::: RECORDED INFORMATION :::

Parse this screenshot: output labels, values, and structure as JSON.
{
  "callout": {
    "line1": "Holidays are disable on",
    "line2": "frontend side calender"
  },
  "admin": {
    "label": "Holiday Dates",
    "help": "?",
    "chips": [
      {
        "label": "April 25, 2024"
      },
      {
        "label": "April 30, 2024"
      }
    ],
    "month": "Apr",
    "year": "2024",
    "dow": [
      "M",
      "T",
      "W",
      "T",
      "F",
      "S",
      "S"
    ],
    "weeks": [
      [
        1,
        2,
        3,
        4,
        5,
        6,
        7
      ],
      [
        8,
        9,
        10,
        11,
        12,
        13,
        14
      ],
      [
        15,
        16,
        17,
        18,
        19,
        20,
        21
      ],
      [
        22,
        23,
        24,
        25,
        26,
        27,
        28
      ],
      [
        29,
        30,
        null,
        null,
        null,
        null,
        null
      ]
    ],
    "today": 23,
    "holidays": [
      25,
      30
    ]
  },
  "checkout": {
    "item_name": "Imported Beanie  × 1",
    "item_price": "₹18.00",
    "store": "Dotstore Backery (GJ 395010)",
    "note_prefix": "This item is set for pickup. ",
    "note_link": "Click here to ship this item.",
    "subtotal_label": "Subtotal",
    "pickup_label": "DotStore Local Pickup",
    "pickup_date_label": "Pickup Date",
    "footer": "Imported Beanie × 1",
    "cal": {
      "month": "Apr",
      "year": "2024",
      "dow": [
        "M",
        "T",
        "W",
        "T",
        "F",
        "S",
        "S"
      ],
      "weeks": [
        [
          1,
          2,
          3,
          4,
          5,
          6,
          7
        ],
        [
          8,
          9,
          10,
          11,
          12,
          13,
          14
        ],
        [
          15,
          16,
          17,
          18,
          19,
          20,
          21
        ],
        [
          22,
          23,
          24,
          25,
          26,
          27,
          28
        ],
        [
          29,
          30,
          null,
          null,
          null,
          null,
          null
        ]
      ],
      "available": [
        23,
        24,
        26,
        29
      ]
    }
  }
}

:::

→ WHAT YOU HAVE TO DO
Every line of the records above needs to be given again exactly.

→ FINAL ANSWER
Parse this screenshot: output labels, values, and structure as JSON.
{
  "callout": {
    "line1": "Holidays are disable on",
    "line2": "frontend side calender"
  },
  "admin": {
    "label": "Holiday Dates",
    "help": "?",
    "chips": [
      {
        "label": "April 25, 2024"
      },
      {
        "label": "April 30, 2024"
      }
    ],
    "month": "Apr",
    "year": "2024",
    "dow": [
      "M",
      "T",
      "W",
      "T",
      "F",
      "S",
      "S"
    ],
    "weeks": [
      [
        1,
        2,
        3,
        4,
        5,
        6,
        7
      ],
      [
        8,
        9,
        10,
        11,
        12,
        13,
        14
      ],
      [
        15,
        16,
        17,
        18,
        19,
        20,
        21
      ],
      [
        22,
        23,
        24,
        25,
        26,
        27,
        28
      ],
      [
        29,
        30,
        null,
        null,
        null,
        null,
        null
      ]
    ],
    "today": 23,
    "holidays": [
      25,
      30
    ]
  },
  "checkout": {
    "item_name": "Imported Beanie  × 1",
    "item_price": "₹18.00",
    "store": "Dotstore Backery (GJ 395010)",
    "note_prefix": "This item is set for pickup. ",
    "note_link": "Click here to ship this item.",
    "subtotal_label": "Subtotal",
    "pickup_label": "DotStore Local Pickup",
    "pickup_date_label": "Pickup Date",
    "footer": "Imported Beanie × 1",
    "cal": {
      "month": "Apr",
      "year": "2024",
      "dow": [
        "M",
        "T",
        "W",
        "T",
        "F",
        "S",
        "S"
      ],
      "weeks": [
        [
          1,
          2,
          3,
          4,
          5,
          6,
          7
        ],
        [
          8,
          9,
          10,
          11,
          12,
          13,
          14
        ],
        [
          15,
          16,
          17,
          18,
          19,
          20,
          21
        ],
        [
          22,
          23,
          24,
          25,
          26,
          27,
          28
        ],
        [
          29,
          30,
          null,
          null,
          null,
          null,
          null
        ]
      ],
      "available": [
        23,
        24,
        26,
        29
      ]
    }
  }
}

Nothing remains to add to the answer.